 Both consulting firm McKinsey & Company and the United Nations have produced reports saying that private consumption in emerging markets is at about $12 trillion per year. By 2025, that projection will top $30 trillion. So put yourself in the place of a CEO or global marketing officer of a consumer brands outfit. You would be foolish not to market your brands aggressively in Bangkok or Jakarta or Sao Paulo rather than maintain your share of voice in Pittsburgh.

China and India combined are together adding 70 million members of the middle class every year. We, sadly, appear to be losing several million middle class citizens each year due to a struggling economy. There will be ups and downs for sure over the next 20 years in emerging markets but the net result has to be a tidal wave of consumption across all types of goods be they luxury, disposable, digital or mechanical.

Also, a mere six countries—China, India, Indonesia, Brazil, Mexico, and Russia have just over half of the world’s population. And, other than China, which will soon have an aging population, the others all skew younger than the U.S. and most of the West and Japan.  Also, keep in mind that the really explosive growth percentage wise will come from smaller countries in Asia and Latin America.

People focus a lot on tech and look at companies such as Apple or Samsung or Google. But, a rising middle class brings other categories explosive growth. How about something mundane like soap companies? They are growing like wildfire in Latin America and Asia. It is very simple—as you become middle class, you use more personal care products.

Imagine a young lad growing up on a small subsistence farm on an Indonesian island. He has an aptitude for math and after finishing the local school eventually finds his way to Jakarta and works as a clerk in an insurance office. At night, he takes accounting classes at a business college. He now shaves daily (a gain for Gillette, a P&G brand), uses whitening toothpaste twice a day (Colgate) and showers each morning with Dove (Unilever). These companies are beautifully positioned as millions more enter a middle class lifestyle each year. Why does KFC open a store in China daily and McDonald’s 2-3 per week there as well? Because, simply, the sales potential is enormous. Coke is now in all but three countries on earth (Burma, Cuba, and North Korea) and growth is interesting as per capita consumption levels are 80-100 years behind the U.S. in most emerging markets.

Years ago, I worked every now and then with a real character. He was undisciplined but a very dynamic presenter. New business was his forte. He pitched like crazy because he said clients were like a leaky barrel. You poured some new ones on top regularly but always lost some from the bottom each year.

My many friends in the media business are about to become acquainted with the leaky barrel. But, in this case, ad dollars are going to be leaving the North American continent forever. They are going to have to be very resourceful to find replacement revenue for some of the old stalwarts who are finding emerging markets to be a happy hunting ground for profitable sales growth.

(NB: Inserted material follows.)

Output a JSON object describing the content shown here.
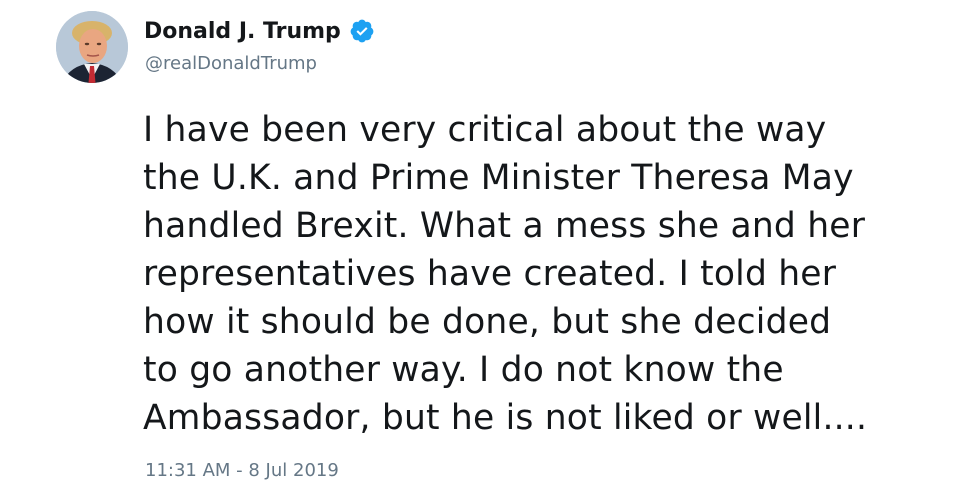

If you would like to contact Don Cole directly, you may reach him at doncolemedia@gmail.com